Back from duty. Louisiana Representative Nick Lorusso, a lieutenant colonel in the U.S. Army Reserve, completed a one year assignment as a deputy staff judge advocate and is back in the Legislature. In 2008, Lorusso sponsored an amendment to the state constitution allowing an appointed representative to temporarily fill the seat of a lawmaker called to military service. New Orleans lawyer Greg Ernst filled Lorusso’s spot for the year.
Tearful goodbye. Iowa Representative Roger Wendt, a driving force in education policy, is suffering from lung cancer and is not returning to the legislature. Wendt is considered an influential powerhouse on education issues. He is chair of the House Education Committee. Colleagues were tearful at the news, many of them shocked because Wendt had been working on legislation up until late February.

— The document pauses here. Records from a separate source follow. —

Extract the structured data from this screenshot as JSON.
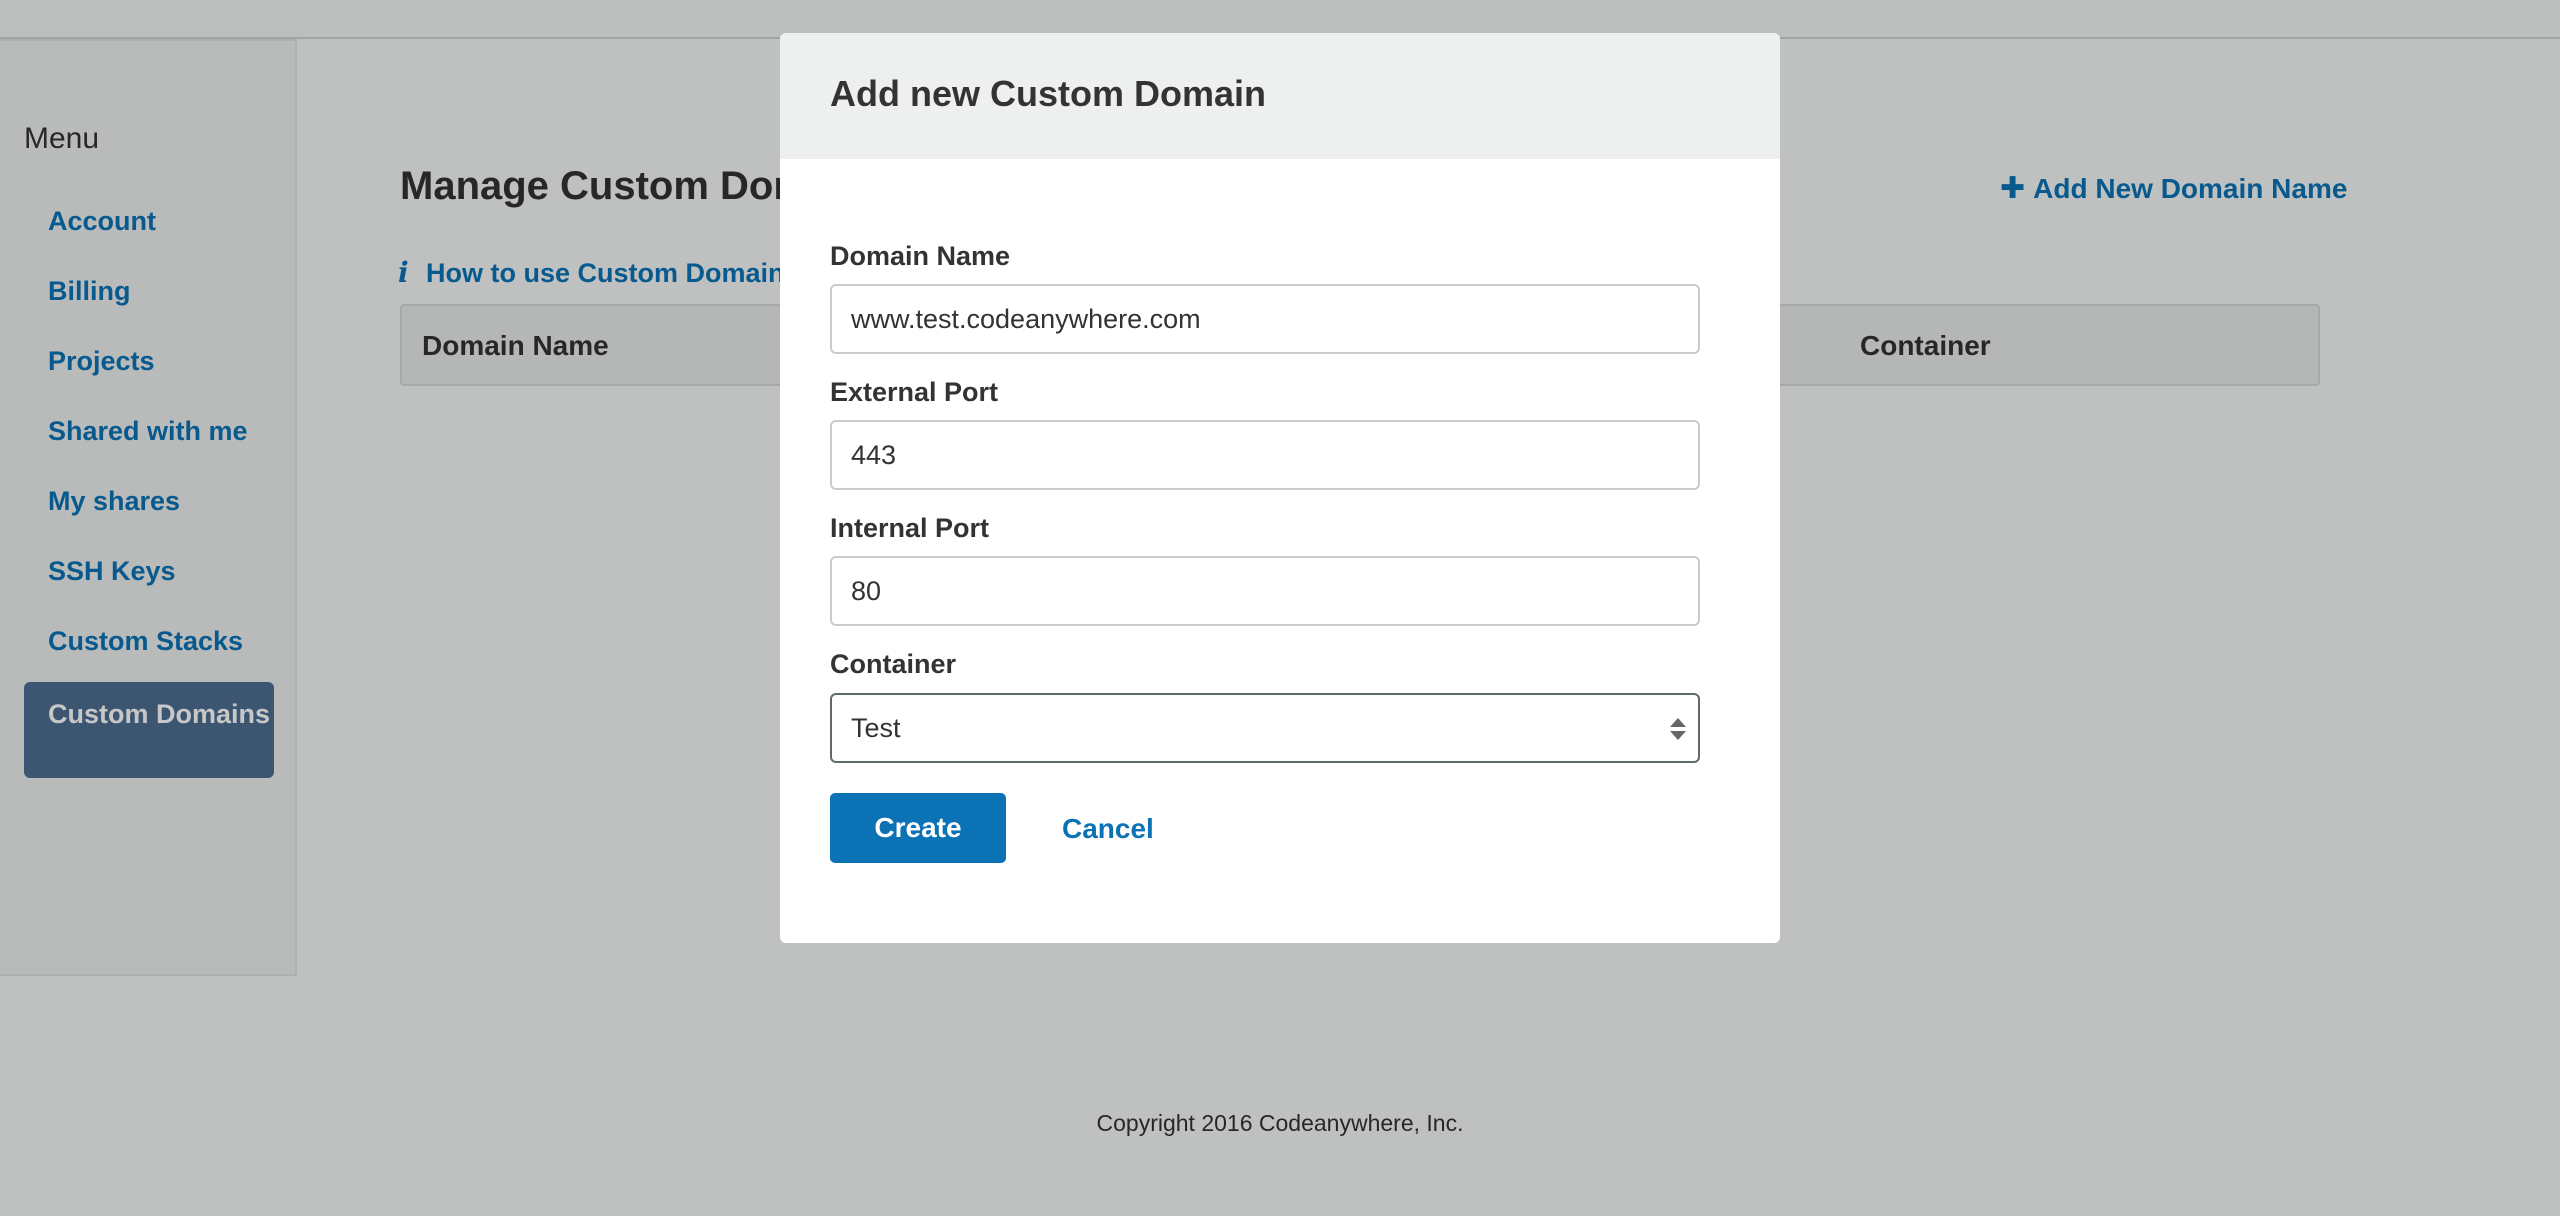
{
  "sidebar": {
    "title": "Menu",
    "items": [
      {
        "label": "Account"
      },
      {
        "label": "Billing"
      },
      {
        "label": "Projects"
      },
      {
        "label": "Shared with me"
      },
      {
        "label": "My shares"
      },
      {
        "label": "SSH Keys"
      },
      {
        "label": "Custom Stacks"
      },
      {
        "label": "Custom Domains",
        "active": true
      }
    ],
    "active_color": "#4d6e91"
  },
  "main": {
    "title": "Manage Custom Domains",
    "howto_link": "How to use Custom Domains",
    "add_new_link": "Add New Domain Name",
    "table": {
      "columns": [
        "Domain Name",
        "Container"
      ]
    }
  },
  "footer": {
    "copyright": "Copyright 2016 Codeanywhere, Inc."
  },
  "modal": {
    "title": "Add new Custom Domain",
    "fields": {
      "domain_name": {
        "label": "Domain Name",
        "value": "www.test.codeanywhere.com"
      },
      "external_port": {
        "label": "External Port",
        "value": "443"
      },
      "internal_port": {
        "label": "Internal Port",
        "value": "80"
      },
      "container": {
        "label": "Container",
        "selected": "Test"
      }
    },
    "create_label": "Create",
    "cancel_label": "Cancel"
  },
  "colors": {
    "link": "#0b72b5",
    "primary_button": "#0b72b5"
  },
  "icons": {
    "howto": "info-icon",
    "add_new": "plus-icon",
    "select": "sort-arrows-icon"
  }
}
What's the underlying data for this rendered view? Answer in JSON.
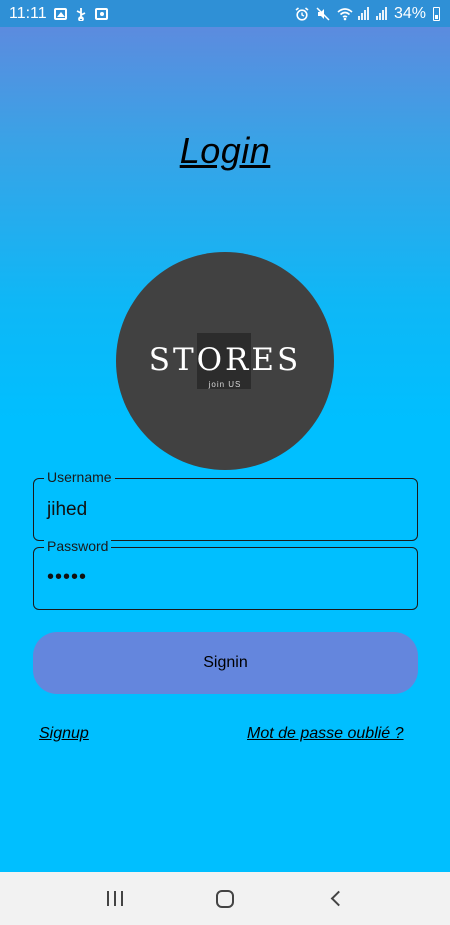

Governor Chet Culver said Wendt’s “life and career can best be thought of in terms of ‘service to others.’ For his life of service, I simply want to thank him, and to publicly recognize the tremendous impact he has had on the state we love.”
Michigan says so long. Vernon Ehlers, a 16-year veteran of Congress who cut his political teeth in the Michigan House of Representatives, announced he is retiring from office. The 76-year-old Ehlers was the first research physicist to serve in the Michigan Legislature and the U.S. Congress.